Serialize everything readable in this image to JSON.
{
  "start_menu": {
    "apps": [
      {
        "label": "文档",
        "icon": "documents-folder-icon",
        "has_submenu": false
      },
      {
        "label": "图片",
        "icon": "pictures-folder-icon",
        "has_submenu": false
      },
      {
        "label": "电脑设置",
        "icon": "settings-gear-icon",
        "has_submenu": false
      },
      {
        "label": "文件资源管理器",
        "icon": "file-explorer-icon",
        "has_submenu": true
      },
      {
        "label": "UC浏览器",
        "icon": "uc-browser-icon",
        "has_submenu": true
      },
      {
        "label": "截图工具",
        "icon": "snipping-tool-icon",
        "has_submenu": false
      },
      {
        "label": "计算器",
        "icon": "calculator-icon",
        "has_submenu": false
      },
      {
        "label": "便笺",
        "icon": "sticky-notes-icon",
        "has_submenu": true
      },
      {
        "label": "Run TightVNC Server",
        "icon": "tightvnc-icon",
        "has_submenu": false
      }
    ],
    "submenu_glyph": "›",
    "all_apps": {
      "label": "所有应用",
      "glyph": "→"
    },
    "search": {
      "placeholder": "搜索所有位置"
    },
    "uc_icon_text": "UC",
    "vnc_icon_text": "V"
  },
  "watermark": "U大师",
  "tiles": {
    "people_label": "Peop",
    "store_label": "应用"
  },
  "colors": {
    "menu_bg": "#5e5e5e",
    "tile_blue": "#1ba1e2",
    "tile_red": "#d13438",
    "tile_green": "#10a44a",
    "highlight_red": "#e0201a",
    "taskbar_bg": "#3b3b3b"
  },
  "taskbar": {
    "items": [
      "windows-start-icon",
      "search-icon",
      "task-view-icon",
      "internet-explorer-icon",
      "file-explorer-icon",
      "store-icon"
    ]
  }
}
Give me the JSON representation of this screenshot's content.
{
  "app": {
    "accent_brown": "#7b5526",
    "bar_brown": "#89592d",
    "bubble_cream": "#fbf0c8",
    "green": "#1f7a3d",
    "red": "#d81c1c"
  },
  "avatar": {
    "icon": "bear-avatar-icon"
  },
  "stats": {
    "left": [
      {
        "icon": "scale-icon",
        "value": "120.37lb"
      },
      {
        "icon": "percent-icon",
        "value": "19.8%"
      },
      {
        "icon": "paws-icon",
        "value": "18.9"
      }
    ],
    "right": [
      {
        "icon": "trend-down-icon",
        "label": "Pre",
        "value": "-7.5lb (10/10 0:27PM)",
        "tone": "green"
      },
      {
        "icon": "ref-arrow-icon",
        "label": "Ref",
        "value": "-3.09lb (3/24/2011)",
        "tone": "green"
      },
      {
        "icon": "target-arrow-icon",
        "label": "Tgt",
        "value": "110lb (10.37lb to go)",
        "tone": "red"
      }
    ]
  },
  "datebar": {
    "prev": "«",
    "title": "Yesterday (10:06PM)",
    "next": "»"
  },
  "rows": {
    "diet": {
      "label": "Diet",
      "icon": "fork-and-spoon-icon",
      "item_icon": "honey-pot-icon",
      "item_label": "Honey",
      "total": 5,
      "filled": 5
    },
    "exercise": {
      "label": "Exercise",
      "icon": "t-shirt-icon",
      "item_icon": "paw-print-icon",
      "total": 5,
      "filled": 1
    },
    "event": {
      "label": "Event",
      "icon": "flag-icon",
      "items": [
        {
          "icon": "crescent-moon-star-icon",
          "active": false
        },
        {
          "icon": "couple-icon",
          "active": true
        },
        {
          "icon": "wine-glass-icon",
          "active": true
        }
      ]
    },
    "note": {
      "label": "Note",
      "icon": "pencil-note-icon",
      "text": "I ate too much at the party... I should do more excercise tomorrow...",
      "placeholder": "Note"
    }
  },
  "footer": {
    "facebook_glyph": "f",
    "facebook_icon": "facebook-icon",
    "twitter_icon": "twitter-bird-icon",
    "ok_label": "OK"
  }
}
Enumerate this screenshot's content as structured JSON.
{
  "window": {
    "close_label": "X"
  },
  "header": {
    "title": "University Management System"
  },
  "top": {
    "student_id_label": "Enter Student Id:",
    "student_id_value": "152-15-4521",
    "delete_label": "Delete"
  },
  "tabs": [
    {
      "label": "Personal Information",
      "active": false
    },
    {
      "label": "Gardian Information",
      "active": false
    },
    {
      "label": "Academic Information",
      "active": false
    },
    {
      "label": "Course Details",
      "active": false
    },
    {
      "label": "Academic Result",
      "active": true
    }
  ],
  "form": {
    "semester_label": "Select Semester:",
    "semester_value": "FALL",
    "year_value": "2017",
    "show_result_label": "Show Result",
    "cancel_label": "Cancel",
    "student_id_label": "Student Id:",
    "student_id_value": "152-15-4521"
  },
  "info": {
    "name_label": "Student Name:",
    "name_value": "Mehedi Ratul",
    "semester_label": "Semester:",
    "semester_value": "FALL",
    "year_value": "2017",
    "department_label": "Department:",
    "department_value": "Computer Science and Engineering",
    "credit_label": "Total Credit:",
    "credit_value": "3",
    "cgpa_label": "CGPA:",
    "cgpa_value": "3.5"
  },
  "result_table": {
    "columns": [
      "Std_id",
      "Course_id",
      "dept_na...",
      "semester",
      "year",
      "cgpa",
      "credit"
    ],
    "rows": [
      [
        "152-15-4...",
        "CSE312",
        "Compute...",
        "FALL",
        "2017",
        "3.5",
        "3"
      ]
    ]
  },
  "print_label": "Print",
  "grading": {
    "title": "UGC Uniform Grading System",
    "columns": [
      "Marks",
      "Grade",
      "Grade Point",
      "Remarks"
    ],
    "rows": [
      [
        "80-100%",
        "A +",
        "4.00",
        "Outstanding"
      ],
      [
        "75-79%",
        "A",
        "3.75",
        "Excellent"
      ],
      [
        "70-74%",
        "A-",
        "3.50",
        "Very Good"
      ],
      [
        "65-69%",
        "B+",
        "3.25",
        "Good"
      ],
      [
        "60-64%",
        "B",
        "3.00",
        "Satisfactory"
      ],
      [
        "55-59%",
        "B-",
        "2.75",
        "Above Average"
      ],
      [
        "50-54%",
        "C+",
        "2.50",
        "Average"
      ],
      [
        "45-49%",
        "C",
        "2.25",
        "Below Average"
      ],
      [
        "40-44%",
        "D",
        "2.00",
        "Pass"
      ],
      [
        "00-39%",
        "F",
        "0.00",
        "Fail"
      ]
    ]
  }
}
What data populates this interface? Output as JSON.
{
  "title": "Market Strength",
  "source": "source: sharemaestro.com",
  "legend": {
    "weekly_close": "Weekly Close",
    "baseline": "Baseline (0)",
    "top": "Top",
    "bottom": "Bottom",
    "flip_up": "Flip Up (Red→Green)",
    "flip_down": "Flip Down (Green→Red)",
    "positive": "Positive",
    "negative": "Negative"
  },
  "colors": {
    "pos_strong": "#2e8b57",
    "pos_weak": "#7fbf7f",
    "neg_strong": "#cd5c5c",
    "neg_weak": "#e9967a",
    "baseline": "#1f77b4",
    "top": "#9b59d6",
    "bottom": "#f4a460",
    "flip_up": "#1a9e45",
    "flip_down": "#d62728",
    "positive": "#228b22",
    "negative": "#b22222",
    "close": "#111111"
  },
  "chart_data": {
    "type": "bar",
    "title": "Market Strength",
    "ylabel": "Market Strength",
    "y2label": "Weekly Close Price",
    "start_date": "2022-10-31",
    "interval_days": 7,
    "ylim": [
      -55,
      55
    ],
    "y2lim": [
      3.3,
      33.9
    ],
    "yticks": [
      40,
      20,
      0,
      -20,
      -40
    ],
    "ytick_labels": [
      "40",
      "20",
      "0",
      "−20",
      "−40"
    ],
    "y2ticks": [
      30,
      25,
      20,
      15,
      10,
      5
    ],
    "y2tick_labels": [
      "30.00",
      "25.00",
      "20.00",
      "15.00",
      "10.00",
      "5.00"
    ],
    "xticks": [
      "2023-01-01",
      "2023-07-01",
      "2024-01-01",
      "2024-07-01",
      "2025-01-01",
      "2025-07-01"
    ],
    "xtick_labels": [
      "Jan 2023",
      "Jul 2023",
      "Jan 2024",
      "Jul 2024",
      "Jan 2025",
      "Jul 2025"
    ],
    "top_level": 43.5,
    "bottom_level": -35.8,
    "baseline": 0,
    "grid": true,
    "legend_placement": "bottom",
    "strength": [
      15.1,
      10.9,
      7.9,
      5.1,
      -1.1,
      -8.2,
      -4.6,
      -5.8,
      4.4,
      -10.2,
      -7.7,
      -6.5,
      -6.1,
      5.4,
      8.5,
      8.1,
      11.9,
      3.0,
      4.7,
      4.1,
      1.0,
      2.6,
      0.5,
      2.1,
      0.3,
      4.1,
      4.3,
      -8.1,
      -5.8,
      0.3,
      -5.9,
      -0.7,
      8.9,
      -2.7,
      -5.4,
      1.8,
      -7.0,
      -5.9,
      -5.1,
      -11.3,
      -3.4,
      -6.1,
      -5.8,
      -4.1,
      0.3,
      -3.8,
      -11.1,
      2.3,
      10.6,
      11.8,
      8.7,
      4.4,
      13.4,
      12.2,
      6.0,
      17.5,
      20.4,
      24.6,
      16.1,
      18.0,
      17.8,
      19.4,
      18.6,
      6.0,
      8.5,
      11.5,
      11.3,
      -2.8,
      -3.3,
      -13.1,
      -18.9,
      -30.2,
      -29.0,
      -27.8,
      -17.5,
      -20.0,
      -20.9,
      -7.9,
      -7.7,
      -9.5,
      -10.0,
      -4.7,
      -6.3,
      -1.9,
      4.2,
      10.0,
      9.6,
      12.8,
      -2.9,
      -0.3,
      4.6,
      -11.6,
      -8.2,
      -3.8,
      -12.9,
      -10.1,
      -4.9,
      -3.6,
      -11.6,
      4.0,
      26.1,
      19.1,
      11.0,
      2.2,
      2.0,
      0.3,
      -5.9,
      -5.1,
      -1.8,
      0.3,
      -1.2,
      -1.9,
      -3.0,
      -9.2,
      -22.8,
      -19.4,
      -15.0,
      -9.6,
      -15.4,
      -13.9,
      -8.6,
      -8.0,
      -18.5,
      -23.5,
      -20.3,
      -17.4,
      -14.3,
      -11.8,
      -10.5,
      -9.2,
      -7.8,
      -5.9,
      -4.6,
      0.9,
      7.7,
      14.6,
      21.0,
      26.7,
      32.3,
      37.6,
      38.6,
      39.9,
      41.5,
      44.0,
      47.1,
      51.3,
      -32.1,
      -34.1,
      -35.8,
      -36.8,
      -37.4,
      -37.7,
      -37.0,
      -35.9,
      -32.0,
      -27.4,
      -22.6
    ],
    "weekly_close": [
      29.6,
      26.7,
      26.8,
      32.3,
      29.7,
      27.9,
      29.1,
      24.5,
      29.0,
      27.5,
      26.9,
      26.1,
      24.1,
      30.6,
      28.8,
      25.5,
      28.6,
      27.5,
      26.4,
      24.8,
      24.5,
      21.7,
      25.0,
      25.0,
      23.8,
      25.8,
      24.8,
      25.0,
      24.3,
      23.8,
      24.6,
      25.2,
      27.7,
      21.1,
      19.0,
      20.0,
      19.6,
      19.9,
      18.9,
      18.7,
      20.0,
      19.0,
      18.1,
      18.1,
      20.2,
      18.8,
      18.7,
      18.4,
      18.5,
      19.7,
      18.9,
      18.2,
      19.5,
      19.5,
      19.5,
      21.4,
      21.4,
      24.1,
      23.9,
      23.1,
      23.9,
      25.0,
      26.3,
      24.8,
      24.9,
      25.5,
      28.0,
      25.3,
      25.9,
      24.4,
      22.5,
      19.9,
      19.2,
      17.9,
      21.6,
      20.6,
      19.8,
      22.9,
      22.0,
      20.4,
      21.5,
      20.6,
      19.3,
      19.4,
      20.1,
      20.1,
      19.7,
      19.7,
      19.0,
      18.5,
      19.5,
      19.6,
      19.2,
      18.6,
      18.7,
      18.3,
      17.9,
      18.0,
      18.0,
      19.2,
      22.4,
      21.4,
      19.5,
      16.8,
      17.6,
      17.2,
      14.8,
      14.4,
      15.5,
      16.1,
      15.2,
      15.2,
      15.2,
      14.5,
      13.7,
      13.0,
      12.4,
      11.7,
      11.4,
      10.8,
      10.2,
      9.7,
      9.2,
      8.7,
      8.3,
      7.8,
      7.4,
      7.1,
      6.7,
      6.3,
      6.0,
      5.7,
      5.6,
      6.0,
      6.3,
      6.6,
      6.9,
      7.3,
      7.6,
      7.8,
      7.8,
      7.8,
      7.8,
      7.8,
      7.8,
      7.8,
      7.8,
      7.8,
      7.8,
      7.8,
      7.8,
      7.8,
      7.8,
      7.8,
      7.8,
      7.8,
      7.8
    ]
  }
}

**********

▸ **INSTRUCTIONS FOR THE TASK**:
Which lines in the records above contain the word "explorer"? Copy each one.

▸ **SOLUTION**:
        "icon": "file-explorer-icon",
      "internet-explorer-icon",
      "file-explorer-icon",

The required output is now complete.